What you need to do: From the listing below, pick out each line with the word "TextView".

Available data:

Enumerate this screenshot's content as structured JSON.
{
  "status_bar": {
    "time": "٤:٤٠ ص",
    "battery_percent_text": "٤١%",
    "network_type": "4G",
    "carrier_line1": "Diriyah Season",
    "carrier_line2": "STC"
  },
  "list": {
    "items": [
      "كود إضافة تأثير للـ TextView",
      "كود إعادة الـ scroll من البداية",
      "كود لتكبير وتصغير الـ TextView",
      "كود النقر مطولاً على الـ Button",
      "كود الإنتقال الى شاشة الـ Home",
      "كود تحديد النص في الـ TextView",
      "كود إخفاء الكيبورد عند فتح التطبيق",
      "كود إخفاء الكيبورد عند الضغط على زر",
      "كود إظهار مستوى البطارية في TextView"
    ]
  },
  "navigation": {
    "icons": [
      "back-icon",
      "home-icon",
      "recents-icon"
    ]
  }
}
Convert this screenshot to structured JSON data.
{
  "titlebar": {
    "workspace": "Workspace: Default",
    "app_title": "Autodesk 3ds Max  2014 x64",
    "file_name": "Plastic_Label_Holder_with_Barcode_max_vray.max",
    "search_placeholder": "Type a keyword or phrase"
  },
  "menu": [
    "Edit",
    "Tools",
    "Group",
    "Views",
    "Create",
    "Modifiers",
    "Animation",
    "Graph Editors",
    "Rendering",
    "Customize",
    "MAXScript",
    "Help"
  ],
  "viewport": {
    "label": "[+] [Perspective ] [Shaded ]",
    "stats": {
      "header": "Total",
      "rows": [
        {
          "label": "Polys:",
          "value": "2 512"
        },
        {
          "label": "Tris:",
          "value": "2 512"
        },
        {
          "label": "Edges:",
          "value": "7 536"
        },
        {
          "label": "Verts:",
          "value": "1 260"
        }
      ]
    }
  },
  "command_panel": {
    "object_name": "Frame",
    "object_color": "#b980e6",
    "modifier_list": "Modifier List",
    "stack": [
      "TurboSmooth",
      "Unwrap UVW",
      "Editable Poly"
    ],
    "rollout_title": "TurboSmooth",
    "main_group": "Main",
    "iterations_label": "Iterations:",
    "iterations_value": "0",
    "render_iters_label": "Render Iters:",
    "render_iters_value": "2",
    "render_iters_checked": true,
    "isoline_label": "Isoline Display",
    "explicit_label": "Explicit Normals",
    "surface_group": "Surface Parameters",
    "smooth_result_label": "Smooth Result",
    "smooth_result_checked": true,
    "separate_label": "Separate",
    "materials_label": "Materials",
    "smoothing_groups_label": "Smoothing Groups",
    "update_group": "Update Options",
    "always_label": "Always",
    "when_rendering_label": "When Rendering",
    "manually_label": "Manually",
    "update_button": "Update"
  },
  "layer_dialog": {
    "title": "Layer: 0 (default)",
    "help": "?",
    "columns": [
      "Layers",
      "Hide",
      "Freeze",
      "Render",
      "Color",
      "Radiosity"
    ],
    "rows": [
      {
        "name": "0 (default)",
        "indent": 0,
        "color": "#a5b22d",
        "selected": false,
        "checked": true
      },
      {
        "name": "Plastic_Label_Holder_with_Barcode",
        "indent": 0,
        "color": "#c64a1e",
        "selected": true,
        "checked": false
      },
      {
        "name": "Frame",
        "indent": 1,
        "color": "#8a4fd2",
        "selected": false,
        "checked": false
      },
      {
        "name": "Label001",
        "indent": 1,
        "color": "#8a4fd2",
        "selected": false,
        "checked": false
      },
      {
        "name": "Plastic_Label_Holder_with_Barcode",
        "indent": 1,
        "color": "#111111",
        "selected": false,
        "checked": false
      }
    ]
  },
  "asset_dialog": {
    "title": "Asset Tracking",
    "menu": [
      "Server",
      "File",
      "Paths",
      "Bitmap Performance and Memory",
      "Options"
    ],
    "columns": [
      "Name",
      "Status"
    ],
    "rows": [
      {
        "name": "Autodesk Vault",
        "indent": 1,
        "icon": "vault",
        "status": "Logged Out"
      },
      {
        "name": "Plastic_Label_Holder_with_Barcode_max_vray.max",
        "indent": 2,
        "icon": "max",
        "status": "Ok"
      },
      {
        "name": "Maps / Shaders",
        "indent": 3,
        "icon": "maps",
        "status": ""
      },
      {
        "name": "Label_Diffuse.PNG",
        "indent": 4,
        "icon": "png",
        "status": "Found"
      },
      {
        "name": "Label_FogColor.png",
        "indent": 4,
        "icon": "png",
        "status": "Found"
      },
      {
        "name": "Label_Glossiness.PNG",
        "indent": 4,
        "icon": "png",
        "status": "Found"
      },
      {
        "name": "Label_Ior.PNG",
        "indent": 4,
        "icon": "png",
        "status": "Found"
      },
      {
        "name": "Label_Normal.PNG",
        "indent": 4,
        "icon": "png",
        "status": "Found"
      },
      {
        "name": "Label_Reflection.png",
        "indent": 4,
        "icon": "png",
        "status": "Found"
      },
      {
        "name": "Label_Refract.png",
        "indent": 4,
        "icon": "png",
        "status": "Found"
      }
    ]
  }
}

Written answer:
      "كود إضافة تأثير للـ TextView",
      "كود لتكبير وتصغير الـ TextView",
      "كود تحديد النص في الـ TextView",
      "كود إظهار مستوى البطارية في TextView"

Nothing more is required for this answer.